* _Exercise directions_:
The reply should contain each record below, returned exactly as given.

* _Data about app and page elements_:
+++

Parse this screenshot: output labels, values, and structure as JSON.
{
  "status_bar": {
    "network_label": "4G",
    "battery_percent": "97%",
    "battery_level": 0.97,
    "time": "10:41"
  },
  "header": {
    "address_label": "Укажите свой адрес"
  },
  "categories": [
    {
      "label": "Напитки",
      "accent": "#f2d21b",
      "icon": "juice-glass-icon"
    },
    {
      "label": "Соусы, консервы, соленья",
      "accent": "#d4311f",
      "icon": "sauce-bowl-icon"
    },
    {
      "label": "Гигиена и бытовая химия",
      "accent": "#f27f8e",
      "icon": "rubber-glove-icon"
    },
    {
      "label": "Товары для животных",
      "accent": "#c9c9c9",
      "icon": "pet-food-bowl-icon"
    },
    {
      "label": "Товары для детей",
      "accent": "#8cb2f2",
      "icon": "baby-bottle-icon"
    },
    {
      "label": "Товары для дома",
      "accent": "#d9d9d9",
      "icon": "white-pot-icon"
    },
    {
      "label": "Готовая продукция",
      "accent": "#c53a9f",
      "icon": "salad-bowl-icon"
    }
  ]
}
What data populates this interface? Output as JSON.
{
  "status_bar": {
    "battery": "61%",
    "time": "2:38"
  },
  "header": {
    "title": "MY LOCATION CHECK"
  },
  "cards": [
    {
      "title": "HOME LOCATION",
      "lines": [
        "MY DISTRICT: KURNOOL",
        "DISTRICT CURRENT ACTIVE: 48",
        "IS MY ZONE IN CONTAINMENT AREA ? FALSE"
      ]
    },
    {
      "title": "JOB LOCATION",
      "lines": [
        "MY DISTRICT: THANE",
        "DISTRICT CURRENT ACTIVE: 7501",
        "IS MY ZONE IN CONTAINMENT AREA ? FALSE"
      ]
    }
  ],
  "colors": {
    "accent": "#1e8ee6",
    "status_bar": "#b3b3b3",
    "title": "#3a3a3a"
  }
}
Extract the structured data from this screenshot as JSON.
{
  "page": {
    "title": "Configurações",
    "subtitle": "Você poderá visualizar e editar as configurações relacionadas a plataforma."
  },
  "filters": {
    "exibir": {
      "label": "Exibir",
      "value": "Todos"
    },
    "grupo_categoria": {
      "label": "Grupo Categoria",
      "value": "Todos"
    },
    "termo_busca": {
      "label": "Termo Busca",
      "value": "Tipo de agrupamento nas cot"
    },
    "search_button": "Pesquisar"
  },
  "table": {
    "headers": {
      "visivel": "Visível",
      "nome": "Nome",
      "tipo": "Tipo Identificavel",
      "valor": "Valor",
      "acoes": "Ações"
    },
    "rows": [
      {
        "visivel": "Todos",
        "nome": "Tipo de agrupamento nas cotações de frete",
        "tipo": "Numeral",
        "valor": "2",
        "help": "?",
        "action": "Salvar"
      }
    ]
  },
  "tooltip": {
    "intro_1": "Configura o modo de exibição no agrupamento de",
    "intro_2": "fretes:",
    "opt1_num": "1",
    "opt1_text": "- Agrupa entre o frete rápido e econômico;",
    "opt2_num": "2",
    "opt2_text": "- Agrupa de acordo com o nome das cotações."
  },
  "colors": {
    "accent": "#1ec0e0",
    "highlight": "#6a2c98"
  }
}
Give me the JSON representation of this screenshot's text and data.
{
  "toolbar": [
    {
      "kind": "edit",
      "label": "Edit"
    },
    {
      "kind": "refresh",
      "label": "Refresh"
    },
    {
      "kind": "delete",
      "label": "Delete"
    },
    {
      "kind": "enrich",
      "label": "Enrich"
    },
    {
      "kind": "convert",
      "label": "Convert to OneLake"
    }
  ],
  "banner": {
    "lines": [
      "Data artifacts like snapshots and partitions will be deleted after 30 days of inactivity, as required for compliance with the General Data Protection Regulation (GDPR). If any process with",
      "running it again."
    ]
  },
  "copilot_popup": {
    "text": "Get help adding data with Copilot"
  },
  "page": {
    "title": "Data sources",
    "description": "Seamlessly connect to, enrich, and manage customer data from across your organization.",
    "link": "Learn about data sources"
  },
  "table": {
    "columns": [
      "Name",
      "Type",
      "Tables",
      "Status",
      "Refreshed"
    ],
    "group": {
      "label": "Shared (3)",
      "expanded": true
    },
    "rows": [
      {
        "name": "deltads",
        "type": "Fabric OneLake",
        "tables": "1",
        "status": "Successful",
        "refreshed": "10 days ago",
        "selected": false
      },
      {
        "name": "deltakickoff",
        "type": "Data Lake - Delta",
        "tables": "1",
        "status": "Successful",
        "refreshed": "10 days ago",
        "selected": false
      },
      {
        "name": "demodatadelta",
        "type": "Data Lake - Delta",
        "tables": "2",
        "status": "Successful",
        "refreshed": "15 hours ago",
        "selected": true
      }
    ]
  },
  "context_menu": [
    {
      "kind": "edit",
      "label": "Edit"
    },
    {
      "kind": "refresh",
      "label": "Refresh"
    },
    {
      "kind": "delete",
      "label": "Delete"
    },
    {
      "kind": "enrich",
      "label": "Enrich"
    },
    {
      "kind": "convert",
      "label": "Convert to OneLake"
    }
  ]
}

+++

* _Exercise output_:
Parse this screenshot: output labels, values, and structure as JSON.
{
  "status_bar": {
    "network_label": "4G",
    "battery_percent": "97%",
    "battery_level": 0.97,
    "time": "10:41"
  },
  "header": {
    "address_label": "Укажите свой адрес"
  },
  "categories": [
    {
      "label": "Напитки",
      "accent": "#f2d21b",
      "icon": "juice-glass-icon"
    },
    {
      "label": "Соусы, консервы, соленья",
      "accent": "#d4311f",
      "icon": "sauce-bowl-icon"
    },
    {
      "label": "Гигиена и бытовая химия",
      "accent": "#f27f8e",
      "icon": "rubber-glove-icon"
    },
    {
      "label": "Товары для животных",
      "accent": "#c9c9c9",
      "icon": "pet-food-bowl-icon"
    },
    {
      "label": "Товары для детей",
      "accent": "#8cb2f2",
      "icon": "baby-bottle-icon"
    },
    {
      "label": "Товары для дома",
      "accent": "#d9d9d9",
      "icon": "white-pot-icon"
    },
    {
      "label": "Готовая продукция",
      "accent": "#c53a9f",
      "icon": "salad-bowl-icon"
    }
  ]
}
What data populates this interface? Output as JSON.
{
  "status_bar": {
    "battery": "61%",
    "time": "2:38"
  },
  "header": {
    "title": "MY LOCATION CHECK"
  },
  "cards": [
    {
      "title": "HOME LOCATION",
      "lines": [
        "MY DISTRICT: KURNOOL",
        "DISTRICT CURRENT ACTIVE: 48",
        "IS MY ZONE IN CONTAINMENT AREA ? FALSE"
      ]
    },
    {
      "title": "JOB LOCATION",
      "lines": [
        "MY DISTRICT: THANE",
        "DISTRICT CURRENT ACTIVE: 7501",
        "IS MY ZONE IN CONTAINMENT AREA ? FALSE"
      ]
    }
  ],
  "colors": {
    "accent": "#1e8ee6",
    "status_bar": "#b3b3b3",
    "title": "#3a3a3a"
  }
}
Extract the structured data from this screenshot as JSON.
{
  "page": {
    "title": "Configurações",
    "subtitle": "Você poderá visualizar e editar as configurações relacionadas a plataforma."
  },
  "filters": {
    "exibir": {
      "label": "Exibir",
      "value": "Todos"
    },
    "grupo_categoria": {
      "label": "Grupo Categoria",
      "value": "Todos"
    },
    "termo_busca": {
      "label": "Termo Busca",
      "value": "Tipo de agrupamento nas cot"
    },
    "search_button": "Pesquisar"
  },
  "table": {
    "headers": {
      "visivel": "Visível",
      "nome": "Nome",
      "tipo": "Tipo Identificavel",
      "valor": "Valor",
      "acoes": "Ações"
    },
    "rows": [
      {
        "visivel": "Todos",
        "nome": "Tipo de agrupamento nas cotações de frete",
        "tipo": "Numeral",
        "valor": "2",
        "help": "?",
        "action": "Salvar"
      }
    ]
  },
  "tooltip": {
    "intro_1": "Configura o modo de exibição no agrupamento de",
    "intro_2": "fretes:",
    "opt1_num": "1",
    "opt1_text": "- Agrupa entre o frete rápido e econômico;",
    "opt2_num": "2",
    "opt2_text": "- Agrupa de acordo com o nome das cotações."
  },
  "colors": {
    "accent": "#1ec0e0",
    "highlight": "#6a2c98"
  }
}
Give me the JSON representation of this screenshot's text and data.
{
  "toolbar": [
    {
      "kind": "edit",
      "label": "Edit"
    },
    {
      "kind": "refresh",
      "label": "Refresh"
    },
    {
      "kind": "delete",
      "label": "Delete"
    },
    {
      "kind": "enrich",
      "label": "Enrich"
    },
    {
      "kind": "convert",
      "label": "Convert to OneLake"
    }
  ],
  "banner": {
    "lines": [
      "Data artifacts like snapshots and partitions will be deleted after 30 days of inactivity, as required for compliance with the General Data Protection Regulation (GDPR). If any process with",
      "running it again."
    ]
  },
  "copilot_popup": {
    "text": "Get help adding data with Copilot"
  },
  "page": {
    "title": "Data sources",
    "description": "Seamlessly connect to, enrich, and manage customer data from across your organization.",
    "link": "Learn about data sources"
  },
  "table": {
    "columns": [
      "Name",
      "Type",
      "Tables",
      "Status",
      "Refreshed"
    ],
    "group": {
      "label": "Shared (3)",
      "expanded": true
    },
    "rows": [
      {
        "name": "deltads",
        "type": "Fabric OneLake",
        "tables": "1",
        "status": "Successful",
        "refreshed": "10 days ago",
        "selected": false
      },
      {
        "name": "deltakickoff",
        "type": "Data Lake - Delta",
        "tables": "1",
        "status": "Successful",
        "refreshed": "10 days ago",
        "selected": false
      },
      {
        "name": "demodatadelta",
        "type": "Data Lake - Delta",
        "tables": "2",
        "status": "Successful",
        "refreshed": "15 hours ago",
        "selected": true
      }
    ]
  },
  "context_menu": [
    {
      "kind": "edit",
      "label": "Edit"
    },
    {
      "kind": "refresh",
      "label": "Refresh"
    },
    {
      "kind": "delete",
      "label": "Delete"
    },
    {
      "kind": "enrich",
      "label": "Enrich"
    },
    {
      "kind": "convert",
      "label": "Convert to OneLake"
    }
  ]
}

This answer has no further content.